The murderer of Dae-chul's father, Jo Sang-taek, ends up being the biological father of detective Min-hee, whose mother had gone insane after being raped and giving birth to a baby. Min-hee had been the off-spring of that criminal act long ago, a crime which had gone unpunished. When this information is discovered Min-hee is devastated. The only one she can turn to for comfort is the sweet uncle she lives with, Ji Dong Chan (character actor Lee Won-jong), who owns a boxing training center and has essentially acted as her father for years (I recognized the gym as the same one used in Hyun Bin's The Snow Queen. That's when you know you are a die-hard K-drama fan, when you start recognizing locations from one drama to the next!).

The evil Sang-taek seems to want to target Min-hee for destruction one moment, and then at the next moment he inexplicably pulls back from harming her. He also has another daughter, a classical pianist he has nurtured for years, so he obviously is capable of some type of caring as a father. A Guilty Conscience somewhere in that personality? All through the drama he kept puzzling me while at the same time annoying me to no end. It didn't help matters that he played such a nice guy in
I Miss You, and here he was playing a despicable villain whom I didn't know whether to outright hate or hope that he might reform and apologize and pay for his crimes. He seems to control with his fortune many of the prosecutors in the district attorney's office, and even seeks to control Hyun-woong and influence him to possibly commit a crime against his boss. Will he start to suppress the evil inside himself, or fulfill it to its full potential? You have to wait till you reach the 16th final episode to find out!
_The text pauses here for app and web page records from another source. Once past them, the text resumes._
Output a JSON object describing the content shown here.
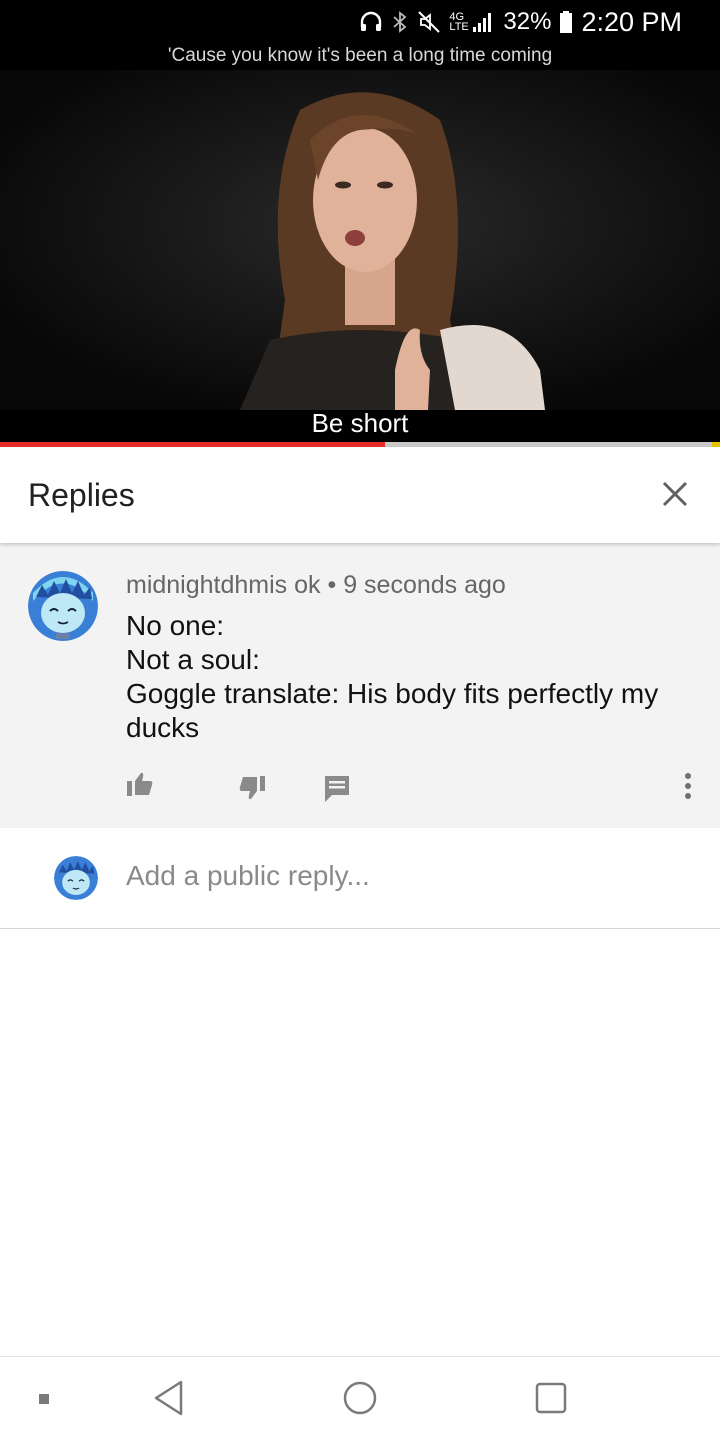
{
  "status_bar": {
    "network_label": "4G LTE",
    "battery_percent": "32%",
    "time": "2:20 PM"
  },
  "video": {
    "caption_top": "'Cause you know it's been a long time coming",
    "caption_bottom": "Be short",
    "progress": 0.535
  },
  "replies_panel": {
    "title": "Replies",
    "close_icon": "close-icon"
  },
  "comment": {
    "author": "midnightdhmis ok",
    "separator": "•",
    "timestamp": "9 seconds ago",
    "lines": [
      "No one:",
      "Not a soul:",
      "Goggle translate: His body fits perfectly my",
      "ducks"
    ],
    "actions": [
      "thumbs-up-icon",
      "thumbs-down-icon",
      "reply-icon",
      "more-vert-icon"
    ]
  },
  "reply_box": {
    "placeholder": "Add a public reply..."
  },
  "nav_bar": {
    "items": [
      "recents-dot-icon",
      "back-icon",
      "home-icon",
      "overview-icon"
    ]
  },
  "colors": {
    "progress_red": "#e52d27",
    "panel_grey": "#f3f3f3",
    "avatar_blue": "#3a7fd6"
  }
}
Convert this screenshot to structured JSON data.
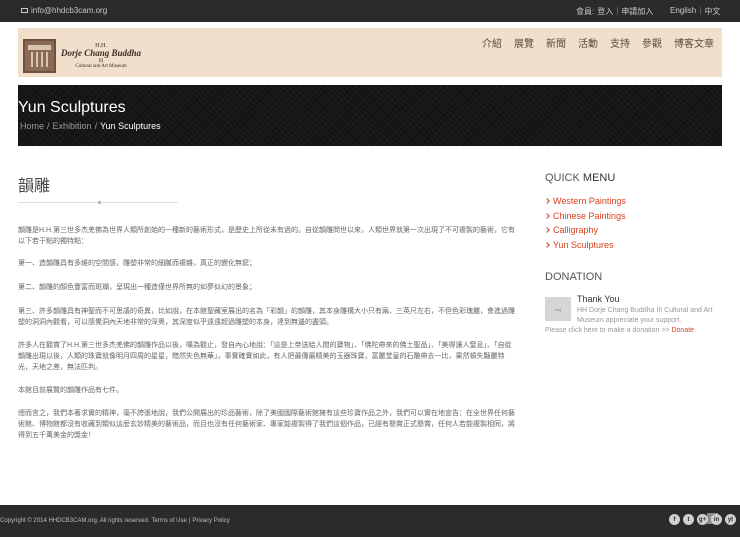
{
  "topbar": {
    "email": "info@hhdcb3cam.org",
    "member_label": "會員:",
    "login": "登入",
    "join": "申請加入",
    "lang_en": "English",
    "lang_zh": "中文"
  },
  "logo": {
    "line1": "H.H.",
    "line2": "Dorje Chang Buddha",
    "line3": "III",
    "line4": "Cultural and Art Museum"
  },
  "nav": {
    "items": [
      "介紹",
      "展覽",
      "新聞",
      "活動",
      "支持",
      "參觀",
      "博客文章"
    ]
  },
  "banner": {
    "title": "Yun Sculptures",
    "breadcrumb": [
      "Home",
      "Exhibition",
      "Yun Sculptures"
    ],
    "separator": "/"
  },
  "article": {
    "heading": "韻雕",
    "paragraphs": [
      "韻雕是H.H.第三世多杰羌佛為世界人類所創始的一種新的藝術形式，是歷史上所從未有過的。自從韻雕問世以來，人類世界就第一次出現了不可複製的藝術，它有以下若干點的獨特點：",
      "第一、造韻雕具有多維的空間感，雕塑非常的細膩而複雜，真正的變化無窮；",
      "第二、韻雕的顏色豐富而斑斕，呈現出一種造僅世界所無的如夢似幻的景象；",
      "第三、許多韻雕具有神聖而不可思議的奇異，比如說，在本館聖藏室展出的名為「彩韻」的韻雕，其本身雕構大小只有兩、三英尺左右，不但色彩瑰麗，會進過雕塑的洞洞內觀看，可以感覺洞內天地非常的深奧，其深度似乎遠遠超過雕塑的本身，達到無邊的盡頭。",
      "許多人在觀賞了H.H.第三世多杰羌佛的韻雕作品以後，嘆為觀止，發自內心地說：「這是上帝送給人間的寶物」、「佛陀帶來的佛土聖品」、「美得讓人窒息」、「自從韻雕出現以後，人類的珠寶就像明月四周的星星，黯然失色無華」，事實確實如此，有人把最傳最精美的玉器珠寶，富麗堂皇的石雕帶去一比，果然頓失豔麗特光，天地之差，無法匹判。",
      "本館目前展覽的韻雕作品有七件。",
      "總而言之，我們本著求實的精神，毫不誇張地說，我們公開展出的珍品藝術，除了美國國際藝術館擁有這些珍寶作品之外，我們可以實在地宣告：在全世界任何藝術館、博物館都沒有收藏到類似這麼玄妙精美的藝術品，而且也沒有任何藝術家、專家能複製得了我們這個作品，已經有懸賞正式懸賞，任何人若能複製相同，將得到五千萬美金的獎金！"
    ]
  },
  "sidebar": {
    "quick_prefix": "QUICK",
    "quick_suffix": "MENU",
    "menu": [
      "Western Paintings",
      "Chinese Paintings",
      "Calligraphy",
      "Yun Sculptures"
    ]
  },
  "donation": {
    "heading": "DONATION",
    "thumb_label": "img",
    "title": "Thank You",
    "description": "HH Dorje Chang Buddha III Cultural and Art Museum appreciate your support.",
    "prompt": "Please click here to make a donation >>",
    "link": "Donate"
  },
  "footer": {
    "copyright": "Copyright © 2014 HHDCB3CAM.org. All rights reserved.",
    "terms": "Terms of Use",
    "divider": "|",
    "privacy": "Privacy Policy",
    "social": [
      "f",
      "t",
      "g+",
      "in",
      "yt"
    ],
    "to_top": "⇑"
  },
  "colors": {
    "accent": "#d9411e",
    "header_bg": "#f2dfcb",
    "dark_bg": "#2b2b2b"
  }
}
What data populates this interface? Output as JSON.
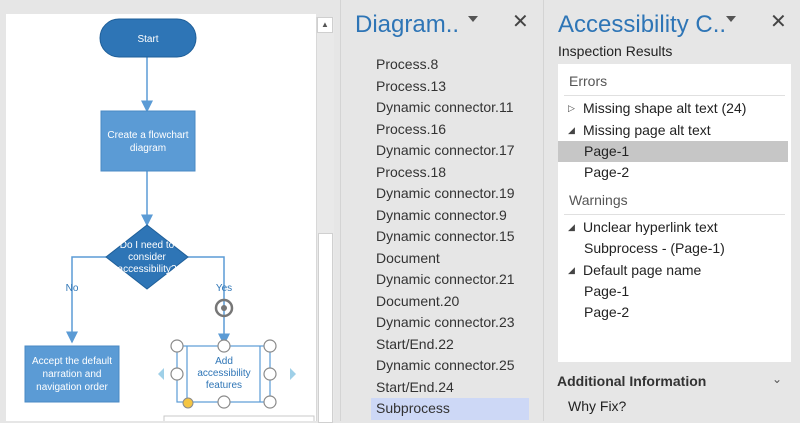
{
  "canvas": {
    "nodes": {
      "start": "Start",
      "create": [
        "Create a flowchart",
        "diagram"
      ],
      "decision": [
        "Do I need to",
        "consider",
        "accessibility?"
      ],
      "accept": [
        "Accept the default",
        "narration and",
        "navigation order"
      ],
      "add": [
        "Add",
        "accessibility",
        "features"
      ]
    },
    "edges": {
      "no": "No",
      "yes": "Yes"
    },
    "scroll_up_icon": "triangle-up-icon"
  },
  "diagram_pane": {
    "title": "Diagram..",
    "items": [
      "Process.8",
      "Process.13",
      "Dynamic connector.11",
      "Process.16",
      "Dynamic connector.17",
      "Process.18",
      "Dynamic connector.19",
      "Dynamic connector.9",
      "Dynamic connector.15",
      "Document",
      "Dynamic connector.21",
      "Document.20",
      "Dynamic connector.23",
      "Start/End.22",
      "Dynamic connector.25",
      "Start/End.24",
      "Subprocess"
    ],
    "selected_item": "Subprocess",
    "close_glyph": "✕"
  },
  "accessibility_pane": {
    "title": "Accessibility C..",
    "close_glyph": "✕",
    "inspection_label": "Inspection Results",
    "errors": {
      "header": "Errors",
      "missing_shape": "Missing shape alt text (24)",
      "missing_page": "Missing page alt text",
      "pages": [
        "Page-1",
        "Page-2"
      ],
      "selected_page": "Page-1"
    },
    "warnings": {
      "header": "Warnings",
      "unclear": "Unclear hyperlink text",
      "unclear_child": "Subprocess -  (Page-1)",
      "default_name": "Default page name",
      "pages": [
        "Page-1",
        "Page-2"
      ]
    },
    "additional": {
      "header": "Additional Information",
      "why_fix": "Why Fix?"
    }
  },
  "colors": {
    "shape_fill": "#5b9bd5",
    "shape_dark": "#2e75b6",
    "accent_text": "#2e75b6",
    "selection_blue": "#cdd8f6",
    "selection_gray": "#c6c6c6"
  }
}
Every great K-drama needs a great villain
and actor Jun Kwang-ryul will keep you
guessing about the ultimate fate of this one!

If you watch Korean dramas mainly to see romance you will see some of it here, but since the two main characters have much to accomplish in the justice system -- and out of it -- that doesn't leave them too much time for flirting, kiss scenes, and date scenes, although you do see them drawing closer and depending on one another more and more as the story unfolds and they start solving crimes together. There is a small competition for Dae-chul's affections in the form of a lovely and smart female lead prosecutor Seo Rina (played by actress Hwang Sun-hee, who played the evil twin sister in Master's Sun) but she soon seems to figure out whom Dae-chul is really in love with, and it's definitely not her. She backs off with humor and grace. Wish more second female leads did so in the dramas!

Bottom line, if you love crime solving dramas with flair then definitely put Masked Prosecutor on your queue. It boasts an intriguing plot, interesting relationships between all the characters, some humor to cut the tension, and a satisfying ending. There are some bigger questions to ponder instead of just who ends up with whom, like how is justice best served, and how important is it to trust your co-workers implicitly to get a job done effectively. Is even a little violence justified if it helps resolve crimes and stop criminals?

Kim Sun Ah and Joo Sang Wook are superlative in their roles. If I would have changed anything in this drama I would have given Kim Sun Ah a softer appearance in makeup, hair, and clothes. They start to do that a little bit toward the end of the drama but I don't see what's wrong in having a leading lady look feminine while working in a job usually taken by men. Her austere looks always wearing trousers and black pant suits could have given way to something softer and more curvy. I know she has a fantastic figure, which she showed off with lots of striking beauty in
Scent Of A Woman, and I missed seeing it emphasized in this role where she played a cop.


First Script Reading

Koreans love their rooftop scenes!

Last moments with Dad